For informational/historical purposes only.


Brent Spence Bridge Project

Ohio Department of Transportation

December 2, 2004

  Kentucky Transportation Cabinet
The recent agreement between ODOT and KYTC addresses the environmental and preliminary design phase of the project. This phase will produce the following outcomes:
  • Environmental clearance,
  • Stage 1 design of the preferred alternative,
  • Detailed cost estimates for right of way, utilities and construction, and
  • A strategic plan including a financial plan for the project.

The cost estimate for this phase is $18 million and will be distributed as follows:

  • ODOT 54.5 percent
  • KYTC 45.5 percent

The Brent Spence Bridge, was originally built as a three-lane bridge, designed to carry 80,000 vehicles per day and opened in 1963.

Currently the bridge carries 155,000 vehicles per day with the average daily traffic volume increasing by 2,000 vehicles annually.

It is anticipated that by 2030, the average daily traffic will be 230,000 vehicles.

In May 2003, work on a Feasibility and Constructability Study of the Replacement/Rehabilitation of the Brent Spence Bridge began. The scope of the study included:

  • A limited analysis of restricting trucks on the bridge,
  • A limited analysis of a new crossing near Anderson Ferry,
  • Field testing critical truss members to determine fatigue life, and
  • Development of the replacement/rehabilitation concepts for five-lane and seven-lane crossings.

Field testing conducted in 2003 under the direction of ODOT and KYTC involved measuring the actual physical stress placed on the bridge. This analysis indicated the bridge had an infinite fatigue life.

In 1986, shoulders were eliminated to create a fourth lane. This additional lane increased capacity to 100,000 vehicles per day. The elimination of the shoulders rendered the structure functionally obsolete, as declared by the National Bridge Inventory in 1998.

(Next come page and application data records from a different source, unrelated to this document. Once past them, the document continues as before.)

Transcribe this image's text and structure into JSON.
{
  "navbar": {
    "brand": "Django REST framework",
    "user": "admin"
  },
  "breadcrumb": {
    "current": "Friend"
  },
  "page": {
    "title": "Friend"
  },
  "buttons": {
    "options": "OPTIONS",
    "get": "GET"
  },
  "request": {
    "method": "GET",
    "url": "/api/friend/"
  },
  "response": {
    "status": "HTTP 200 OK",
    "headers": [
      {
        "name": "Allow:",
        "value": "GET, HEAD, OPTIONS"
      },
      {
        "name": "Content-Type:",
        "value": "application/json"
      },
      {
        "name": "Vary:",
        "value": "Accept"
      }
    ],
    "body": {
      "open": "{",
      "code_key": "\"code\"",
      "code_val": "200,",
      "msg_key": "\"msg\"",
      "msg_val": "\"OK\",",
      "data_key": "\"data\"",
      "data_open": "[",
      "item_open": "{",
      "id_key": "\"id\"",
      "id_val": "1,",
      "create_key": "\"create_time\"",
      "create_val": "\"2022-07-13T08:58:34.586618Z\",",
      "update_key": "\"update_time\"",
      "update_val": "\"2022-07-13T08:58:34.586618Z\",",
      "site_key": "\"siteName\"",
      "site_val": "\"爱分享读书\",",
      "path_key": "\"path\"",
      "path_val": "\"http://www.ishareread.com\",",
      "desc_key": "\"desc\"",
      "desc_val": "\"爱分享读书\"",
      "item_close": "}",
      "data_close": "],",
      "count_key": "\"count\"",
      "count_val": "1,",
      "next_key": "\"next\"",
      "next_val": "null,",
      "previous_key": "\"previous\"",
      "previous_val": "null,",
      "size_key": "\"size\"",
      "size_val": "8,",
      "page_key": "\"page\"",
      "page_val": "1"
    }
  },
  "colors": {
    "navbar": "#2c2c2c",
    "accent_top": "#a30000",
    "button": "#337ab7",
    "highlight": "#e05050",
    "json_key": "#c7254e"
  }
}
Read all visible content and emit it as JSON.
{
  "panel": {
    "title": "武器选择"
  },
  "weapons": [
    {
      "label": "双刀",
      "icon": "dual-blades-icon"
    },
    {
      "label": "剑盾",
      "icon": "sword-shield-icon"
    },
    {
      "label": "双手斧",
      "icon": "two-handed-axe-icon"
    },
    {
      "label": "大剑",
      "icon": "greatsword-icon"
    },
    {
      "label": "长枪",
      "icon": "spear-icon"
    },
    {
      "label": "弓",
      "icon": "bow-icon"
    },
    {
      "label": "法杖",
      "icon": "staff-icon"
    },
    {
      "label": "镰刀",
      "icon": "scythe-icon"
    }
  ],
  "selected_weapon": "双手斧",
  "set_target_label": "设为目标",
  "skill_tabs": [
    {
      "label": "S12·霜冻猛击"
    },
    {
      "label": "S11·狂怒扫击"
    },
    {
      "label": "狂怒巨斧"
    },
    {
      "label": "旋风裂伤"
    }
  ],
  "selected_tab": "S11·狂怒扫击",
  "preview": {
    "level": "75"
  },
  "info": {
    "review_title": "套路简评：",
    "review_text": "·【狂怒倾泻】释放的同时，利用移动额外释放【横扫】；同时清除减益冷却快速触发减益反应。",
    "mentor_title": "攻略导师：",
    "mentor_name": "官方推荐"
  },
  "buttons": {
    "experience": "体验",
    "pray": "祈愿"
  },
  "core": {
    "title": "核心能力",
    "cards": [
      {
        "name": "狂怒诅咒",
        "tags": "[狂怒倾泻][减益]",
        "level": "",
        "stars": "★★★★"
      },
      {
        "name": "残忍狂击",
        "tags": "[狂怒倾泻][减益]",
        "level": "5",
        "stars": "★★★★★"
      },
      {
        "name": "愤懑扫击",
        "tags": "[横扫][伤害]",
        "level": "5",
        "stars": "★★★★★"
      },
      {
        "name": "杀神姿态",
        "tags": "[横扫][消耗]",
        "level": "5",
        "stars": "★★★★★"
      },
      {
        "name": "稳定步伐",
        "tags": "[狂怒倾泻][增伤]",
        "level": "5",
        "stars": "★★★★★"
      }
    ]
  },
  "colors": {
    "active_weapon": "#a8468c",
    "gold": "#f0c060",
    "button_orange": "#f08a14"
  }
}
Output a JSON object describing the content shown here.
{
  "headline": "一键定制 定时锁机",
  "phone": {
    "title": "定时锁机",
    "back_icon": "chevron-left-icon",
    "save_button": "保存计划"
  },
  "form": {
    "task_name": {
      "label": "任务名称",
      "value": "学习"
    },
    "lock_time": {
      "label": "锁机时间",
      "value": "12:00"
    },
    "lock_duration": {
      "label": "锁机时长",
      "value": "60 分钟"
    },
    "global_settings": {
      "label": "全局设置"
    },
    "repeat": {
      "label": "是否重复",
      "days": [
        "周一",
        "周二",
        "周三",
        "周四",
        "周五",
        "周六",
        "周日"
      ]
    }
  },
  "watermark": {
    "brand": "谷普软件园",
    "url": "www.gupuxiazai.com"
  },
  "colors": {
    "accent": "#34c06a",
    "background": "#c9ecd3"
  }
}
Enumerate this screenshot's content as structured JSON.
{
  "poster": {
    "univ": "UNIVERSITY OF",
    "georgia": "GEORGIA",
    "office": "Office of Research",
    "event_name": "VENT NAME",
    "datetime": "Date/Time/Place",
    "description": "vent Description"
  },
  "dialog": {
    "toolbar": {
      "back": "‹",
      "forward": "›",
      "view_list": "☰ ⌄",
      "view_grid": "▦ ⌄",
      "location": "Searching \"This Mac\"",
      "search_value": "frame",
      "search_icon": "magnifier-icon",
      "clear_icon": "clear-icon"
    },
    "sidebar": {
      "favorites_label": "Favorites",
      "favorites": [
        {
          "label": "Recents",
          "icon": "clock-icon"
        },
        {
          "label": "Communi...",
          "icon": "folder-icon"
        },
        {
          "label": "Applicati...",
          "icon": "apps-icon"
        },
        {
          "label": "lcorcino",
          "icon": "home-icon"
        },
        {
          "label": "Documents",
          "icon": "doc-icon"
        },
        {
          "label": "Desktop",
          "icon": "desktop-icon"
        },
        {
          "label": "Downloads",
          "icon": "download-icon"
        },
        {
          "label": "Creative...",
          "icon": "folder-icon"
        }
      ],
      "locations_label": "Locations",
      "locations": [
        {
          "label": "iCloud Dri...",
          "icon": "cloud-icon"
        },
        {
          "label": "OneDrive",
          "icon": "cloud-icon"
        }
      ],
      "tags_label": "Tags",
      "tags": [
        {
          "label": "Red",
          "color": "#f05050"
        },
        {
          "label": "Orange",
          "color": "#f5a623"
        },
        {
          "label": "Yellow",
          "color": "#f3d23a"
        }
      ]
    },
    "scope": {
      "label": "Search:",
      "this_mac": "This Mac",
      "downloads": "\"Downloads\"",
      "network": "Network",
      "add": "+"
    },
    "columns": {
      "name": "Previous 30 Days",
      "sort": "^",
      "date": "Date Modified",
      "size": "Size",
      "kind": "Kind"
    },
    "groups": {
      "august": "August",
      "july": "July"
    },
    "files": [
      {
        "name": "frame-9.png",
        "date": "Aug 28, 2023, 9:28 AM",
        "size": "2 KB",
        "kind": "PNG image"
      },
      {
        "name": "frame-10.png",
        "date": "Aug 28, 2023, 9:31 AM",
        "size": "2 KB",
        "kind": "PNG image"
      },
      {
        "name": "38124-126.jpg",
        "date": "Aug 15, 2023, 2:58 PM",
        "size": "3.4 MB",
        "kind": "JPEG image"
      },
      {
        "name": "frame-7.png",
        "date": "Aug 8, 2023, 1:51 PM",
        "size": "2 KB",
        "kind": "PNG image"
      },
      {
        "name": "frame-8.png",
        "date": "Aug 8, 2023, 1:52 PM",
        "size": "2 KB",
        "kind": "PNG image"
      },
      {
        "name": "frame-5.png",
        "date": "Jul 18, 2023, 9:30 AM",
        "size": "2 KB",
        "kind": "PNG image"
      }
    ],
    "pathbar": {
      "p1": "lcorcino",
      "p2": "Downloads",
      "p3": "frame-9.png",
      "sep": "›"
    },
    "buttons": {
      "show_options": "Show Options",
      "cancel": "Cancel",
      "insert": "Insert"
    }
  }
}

New Release: Ohio and Kentucky Partner on Brent Spence Bridge Project
Fact Sheet: Brent Spence Bridge Project | Southwest Ohio Projects | Northern Kentucky Projects